At Harvard, Stanford and most top business schools, the highest paid interns are in management consulting. MBA students  in consulting pull down median base salaries of $10,500, considerably more than the $7,000 median overall. At Chicago Booth, the median was a bit higher at $8,000 but the highest paid intern at Booth remarkably made $25,300 a month last year in a consulting gig. The highest paid Kellogg intern last year earned $19,000 a month, also in consulting. A Columbia MBA last year scored an internship in investment banking that paid $20,000 a month, highest in the class.


On the other hand, HBS students who ventured into entertainment and media made the least: just $3,000 a month, even less than those who went into internships for the government and non-profits where median pay was $4,800 a month. The median intern salary for a summer stint in financial services was $8,333, with hedge funds paying the most–$9,615–compared to venture capital which paid $5,100 a month.

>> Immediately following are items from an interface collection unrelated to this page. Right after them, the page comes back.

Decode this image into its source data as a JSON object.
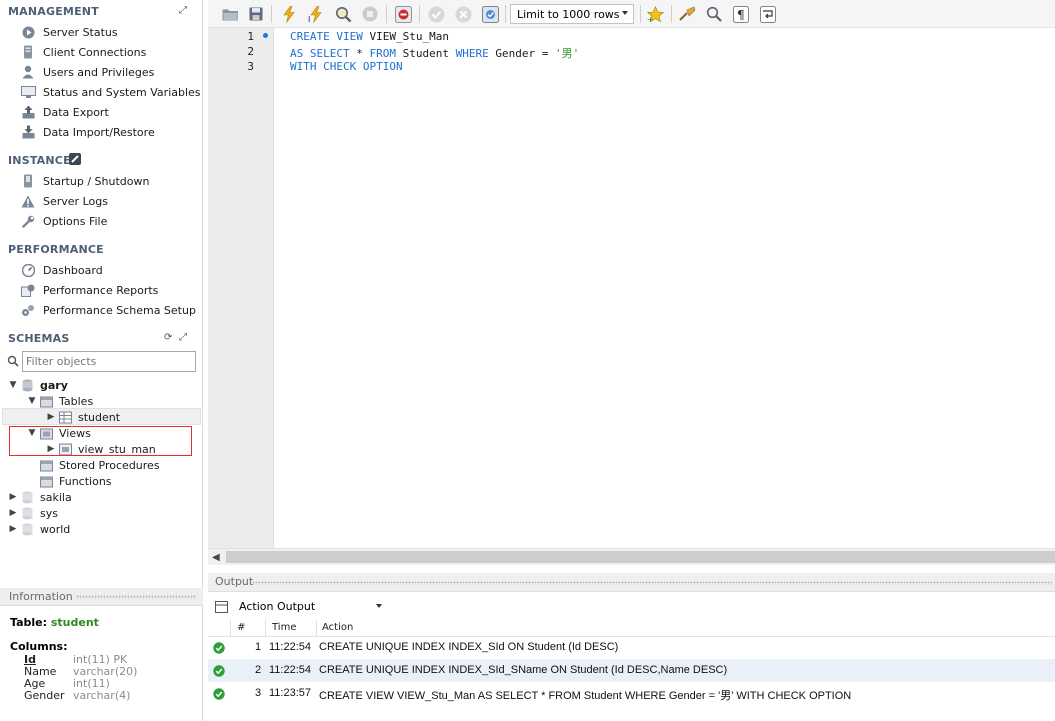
{
  "sidebar": {
    "management": {
      "title": "MANAGEMENT",
      "items": [
        "Server Status",
        "Client Connections",
        "Users and Privileges",
        "Status and System Variables",
        "Data Export",
        "Data Import/Restore"
      ]
    },
    "instance": {
      "title": "INSTANCE",
      "items": [
        "Startup / Shutdown",
        "Server Logs",
        "Options File"
      ]
    },
    "performance": {
      "title": "PERFORMANCE",
      "items": [
        "Dashboard",
        "Performance Reports",
        "Performance Schema Setup"
      ]
    },
    "schemas": {
      "title": "SCHEMAS",
      "filter_placeholder": "Filter objects",
      "tree": {
        "gary": "gary",
        "tables": "Tables",
        "student": "student",
        "views": "Views",
        "view_stu_man": "view_stu_man",
        "procedures": "Stored Procedures",
        "functions": "Functions",
        "sakila": "sakila",
        "sys": "sys",
        "world": "world"
      }
    }
  },
  "info": {
    "header": "Information",
    "table_label": "Table:",
    "table_name": "student",
    "columns_label": "Columns:",
    "columns": [
      {
        "name": "Id",
        "type": "int(11) PK"
      },
      {
        "name": "Name",
        "type": "varchar(20)"
      },
      {
        "name": "Age",
        "type": "int(11)"
      },
      {
        "name": "Gender",
        "type": "varchar(4)"
      }
    ]
  },
  "toolbar": {
    "limit": "Limit to 1000 rows"
  },
  "editor": {
    "line_numbers": [
      "1",
      "2",
      "3"
    ],
    "line1": {
      "kw1": "CREATE VIEW ",
      "id1": "VIEW_Stu_Man"
    },
    "line2": {
      "kw1": "AS SELECT ",
      "id1": "* ",
      "kw2": "FROM ",
      "id2": "Student ",
      "kw3": "WHERE ",
      "id3": "Gender = ",
      "str": "'男'"
    },
    "line3": {
      "kw1": "WITH CHECK OPTION"
    }
  },
  "output": {
    "title": "Output",
    "select_value": "Action Output",
    "headers": {
      "num": "#",
      "time": "Time",
      "action": "Action"
    },
    "rows": [
      {
        "num": "1",
        "time": "11:22:54",
        "action": "CREATE UNIQUE INDEX INDEX_SId ON Student (Id DESC)"
      },
      {
        "num": "2",
        "time": "11:22:54",
        "action": "CREATE UNIQUE INDEX INDEX_SId_SName ON Student (Id DESC,Name DESC)"
      },
      {
        "num": "3",
        "time": "11:23:57",
        "action": "CREATE VIEW VIEW_Stu_Man AS SELECT * FROM Student WHERE Gender = '男' WITH CHECK OPTION"
      }
    ]
  },
  "colors": {
    "accent": "#1f6fd1",
    "success": "#2f9d3a",
    "highlight_border": "#e0302c",
    "section_header": "#4c5f77"
  }
}
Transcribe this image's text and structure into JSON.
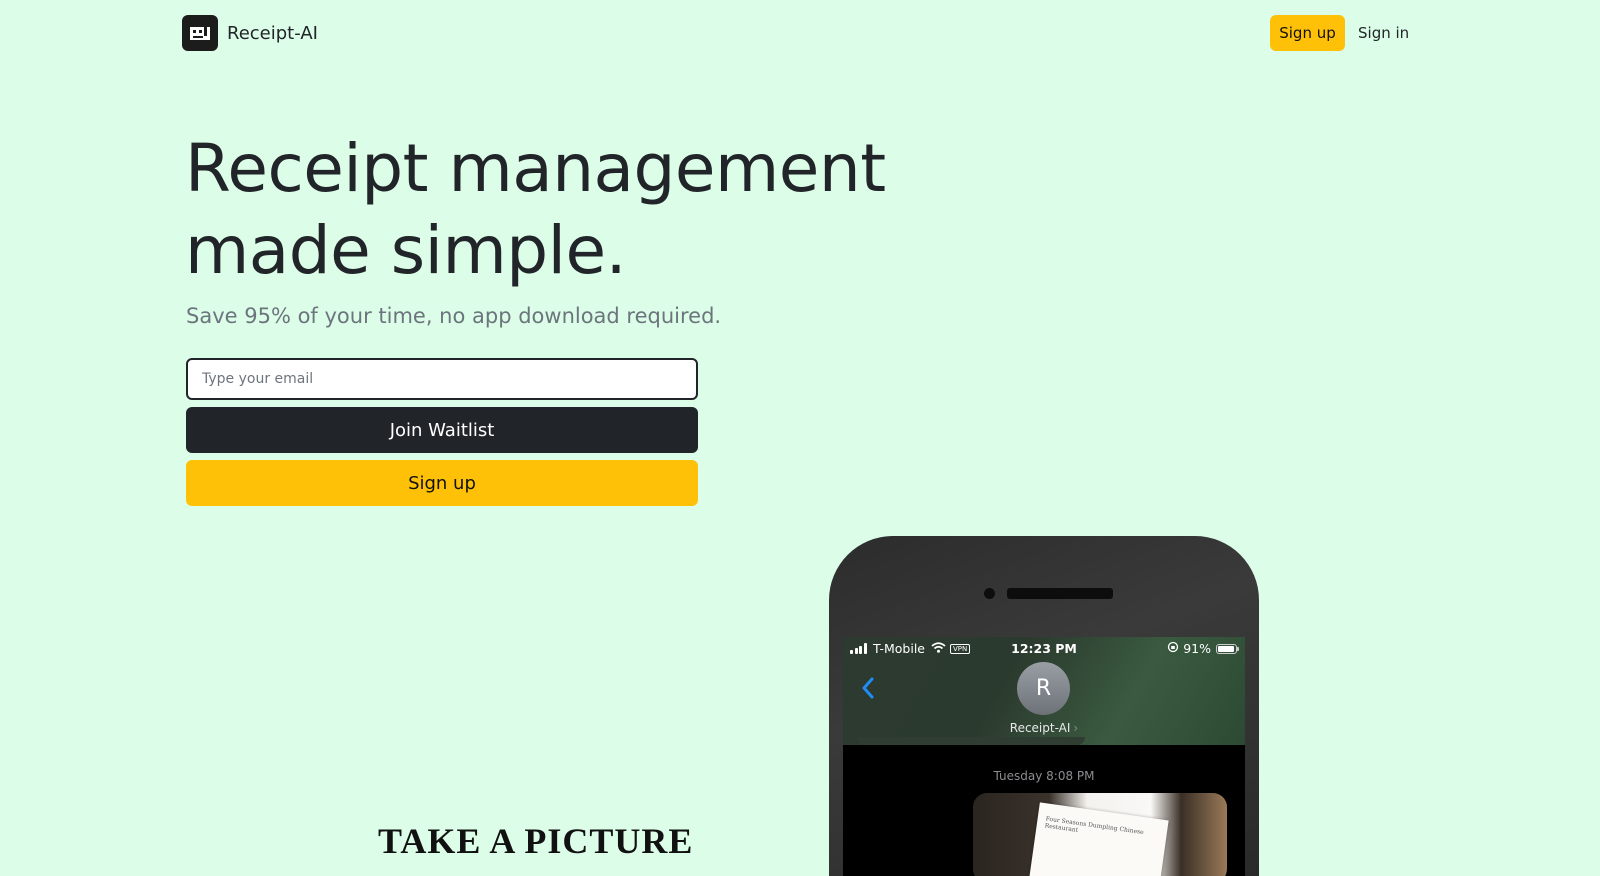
{
  "header": {
    "brand": "Receipt-AI",
    "signup_label": "Sign up",
    "signin_label": "Sign in"
  },
  "hero": {
    "title_line1": "Receipt management",
    "title_line2": "made simple.",
    "subtitle": "Save 95% of your time, no app download required.",
    "email_placeholder": "Type your email",
    "waitlist_label": "Join Waitlist",
    "signup_label": "Sign up",
    "step_heading": "TAKE A PICTURE"
  },
  "phone": {
    "status": {
      "carrier": "T-Mobile",
      "vpn": "VPN",
      "time": "12:23 PM",
      "battery": "91%"
    },
    "contact": {
      "initial": "R",
      "name": "Receipt-AI",
      "chevron": "›"
    },
    "message_date": "Tuesday 8:08 PM",
    "receipt_text": "Four Seasons Dumpling Chinese Restaurant"
  },
  "colors": {
    "background": "#dcfde7",
    "accent": "#ffc107",
    "dark": "#212529"
  }
}
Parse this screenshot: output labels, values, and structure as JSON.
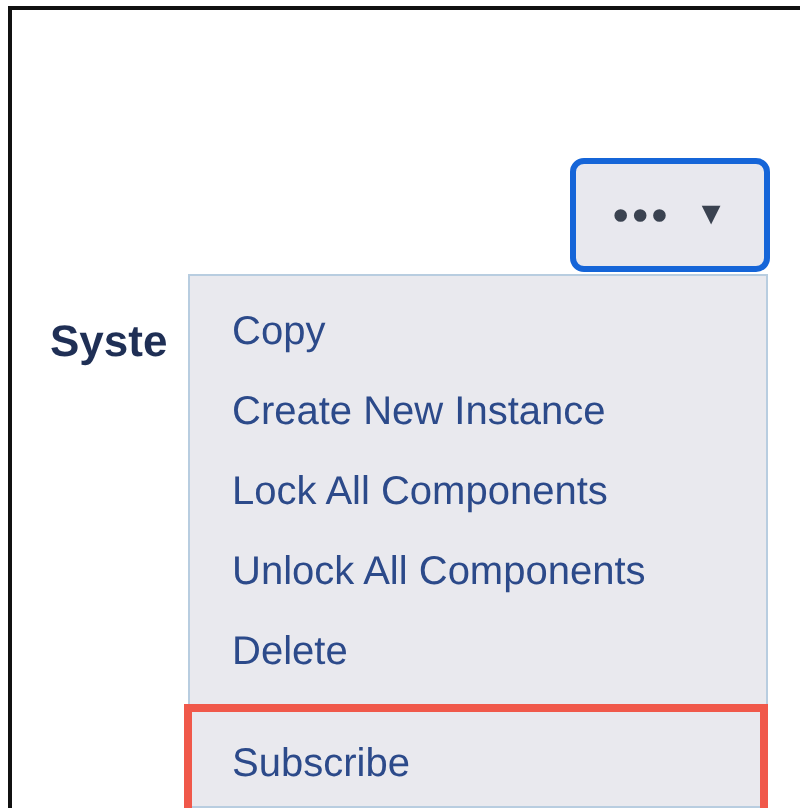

Of course, in a world where many internships no longer come with pay, these are very good salaries for a summer job. Still, not all MBA internships pay that well. Booth MBAs who spent their summer working for e-commerce or Internet firms last year, roughly 7% of the entire class, reported earning only $550 a month in pay. It was the lowest intern compensation reported for any industry or company.

And this year, summer internship pay is generally flat for MBAs, according to the National Association of Colleges and Employers. The organization found that for MBAs the average intern salary is $22.97 an hour, up slightly from $22.63 an hour last year. That’s the fourth largest intern pay among graduate students, exceeded only by engineering ($24.43), physical sciences ($23.58), and mathematics ($23.40). These numbers, of course, are for MBAs across the board, not merely those from the top-ranked schools.


Pay, however, is the least concern for most MBAs. When MIT Sloan last year asked its Class of 2013 the reason why they accepted an internship, 26.3% said it was due to job function. That reason was followed by industry choice, 21.3%; job content, 15.7%; growth potential, 12.7%, and the prestige of the firm, 9.3%. The reason for selecting an internship that was dead last in the survey at MIT: compensation, with just 0.4% of the vote.


School                             Monthly Intern Pay   Finance    Consulting   Healthcare
Harvard Business School$7,00035%25%7%
Stanford GSB$7,00026%10%8%
UPenn (Wharton)*$7,69343%17%8%
Chicago (Booth)$8,00041%20%4%
Northwestern (Kellogg)$7,00025%21%5%
MIT (Sloan)$7,50025%20%9%
Dartmouth (Tuck)$7,30032%16%7%
Duke (Fuqua)$7,20025%17%11%
UC-Berkeley (Haas)$6,59116%10%13%
Cornell (Johnson)$6,86043%15%NA
Virginia (Darden)$7,69430%19%3%
Michigan (Ross)$7,04514%22%1%
NYU (Stern)$7,93034%14%3%

Source: School employment reports for Class of 2013 * Class of 2012 data

About The Author

John A. Byrne is the founder and editor-in-chief of C-Change Media, publishers of Poets&Quants and four other higher education websites. He has authored or co-authored more than ten books, including two New York Times bestsellers. John is the former executive editor of Businessweek, editor-in-chief of Businessweek. com, editor-in-chief of Fast Company, and the creator of the first regularly published rankings of business schools. As the co-founder of CentreCourt MBA Festivals, he hopes to meet you at the next MBA event in-person or online.